As pollinators, bees are hard to beat. Still, that hasn’t prevented researchers from working on a high-tech alternative: drones that blow soap bubbles to transport pollen to a flower.
It’s a “really cool” approach, says Henry Williams, a roboticist at the University of Auckland, who was not involved in the work. But some biologists are skeptical that drones will ever be an effective replacement for bees.
Several groups have devised devices that mimic pollinating honey bees. In 2017, Eijiro Miyako, a materials chemist at the Japan Advanced Institute of Science and Technology, adapted a 4-centimeter-long toy drone to pollinate flowers. He and colleagues glued horsehairs to the underside of the drone and coated the hairs with a gel to make them stickier and more flexible. The idea was that, just as on a bee, the hairs would pick up pollen from one flower and deposit it on another. Steered by remote control, the drone pollinated lilies, but it damaged the flowers with its propellers.
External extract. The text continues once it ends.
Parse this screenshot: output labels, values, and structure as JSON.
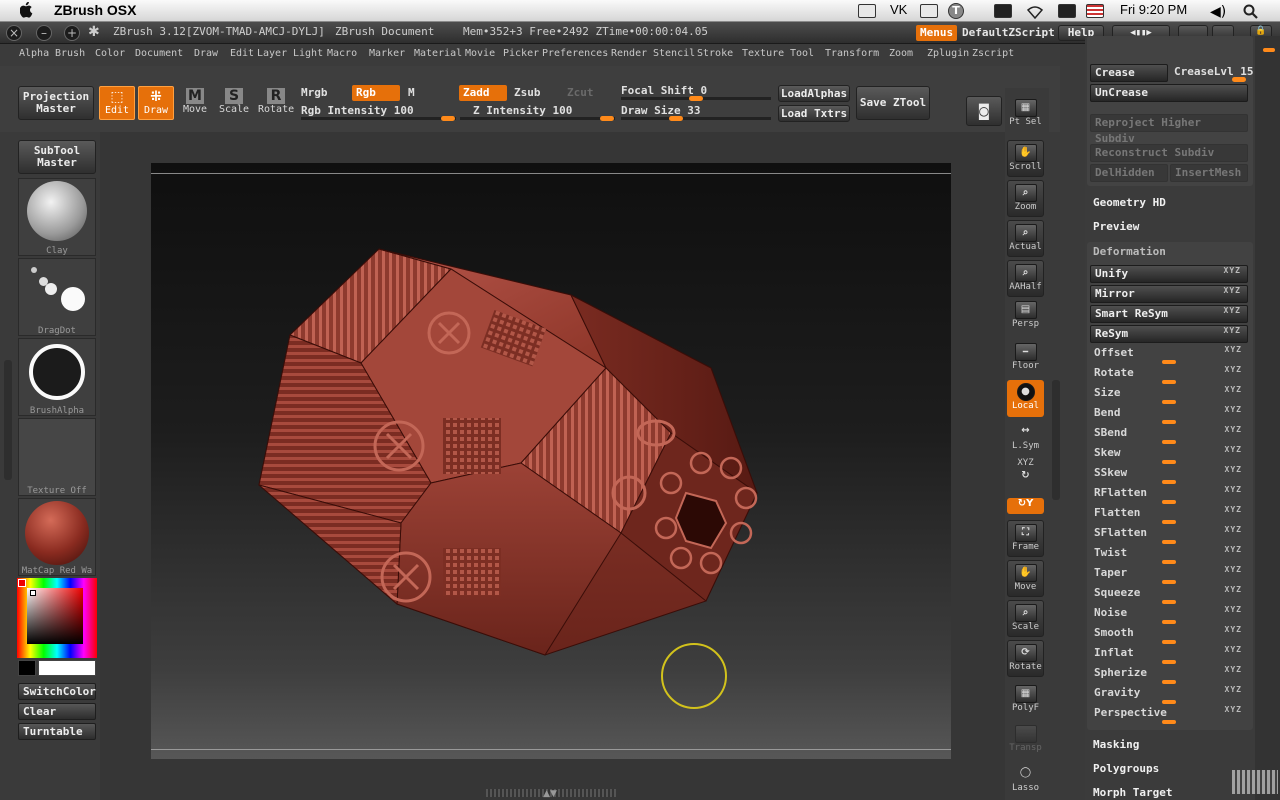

Miyako visualized a way to fix that problem while blowing bubbles in a park with his 3-year-old son. The child had cried when Miyako used up the last of the bubble solution. To soothe his son, Miyako bought a toy bubble gun. Watching the stream of bubbles—and seeing one bump his son’s forehead—Miyako thought it might be a way to gently deliver pollen to flowers.
He and a colleague tested various surfactants—detergents that create the soapy film that form bubbles—and picked the one with the least effect on germination (the ability of the pollen grains to grow the tubes that deliver their sperm cells to the ovaries). Then, in lab tests, they bombarded pear flowers with pollen-laden bubbles. When the bubbles popped, the pollen landed on the pistil, the female reproductive part, and the grains grew pollen tubes. But the tubes were shorter than normal if more than 10 bubbles hit the flower, perhaps because of some adverse effect caused by the soap solution, Miyako says.
In a pear orchard, the researchers used a toy bubble gun to blow pollen-laden bubbles on flowers in three trees. After 16 days, the resulting fruit was just as good as that of flowers that had been pollinated by hand, they report today in iScience. The farmers in this orchard, and elsewhere in Japan, traditionally pollinate their pear and apple trees by hand with a feather brush. Miyako says that’s because bees don’t pollinate in low temperatures, and because they sometimes damage the flowers in a way that results in malformed fruits.
One advantage of using bubbles rather than feather brushes is that the bubbles require a lot less pollen. A feather brush, the researchers found, applies about 1800 milligrams of pollen to each flower, whereas the bubbles needed only 0.06 milligrams. That means farmers would have to gather far less pollen before manually pollinating their flowers, if they’re adding it to a soap solution.
Williams says those savings could be important in some situations. With economy in mind, he helped develop a pollinating robot the size of a golf cart. It can drive through a kiwi orchard with a moveable boom that identifies individual kiwi flowers and pollinates them with a liquid sprayer. “Pollen was a substantial cost during the pollination season, and minimizing pollen usage was the primary motivation for the project,” he says. Because the robot precisely targeted the spray onto flowers, it used less pollen than hand-held sprayers or air blowers. Bubbles might have promise for further savings, he says.
Miyako is also working with robots, although much simpler. His team attached a bubble sprayer to an aerial drone and programmed the drone to fly a route around a row of fake lily flowers (see video, above). After trying various speeds and heights, they found that the drone could hit 90% of the flowers with bubbles.
The problem was that a lot of bubbles missed their targets, wasting pollen. Better targeting—by having a drone that could identify flowers, for example—might improve the results, Miyako says. He’s also working on concocting an environmentally safe soap bubble solution that would biodegrade faster.
Yu Gu, a roboticist at West Virginia University, is skeptical about the use of drones to deliver bubbles, however. The wind from the rotors will make it hard to precisely aim the bubbles, he points out. They could be more efficiently delivered from a ground-based robot, such as a wheeled unit with a manipulator arm. Gu and colleagues have just this kind of robot, originally designed for collecting samples on space missions. And they’ve tested it by pollinating raspberries in a greenhouse. It uses a fine brush to both collect and distribute pollen, saving the step of having to gather a supply of pollen.
Simon Potts, an agro-ecologist at the University of Reading, worries such efforts will distract from conserving bees, which are declining in many places. The bubble approach adds the risk of chemically interfering with pollination and polluting soil, he notes. “This is yet another piece of smart engineering being shoehorned to solve a problem which can be solved in many much more effective and sustainable ways.”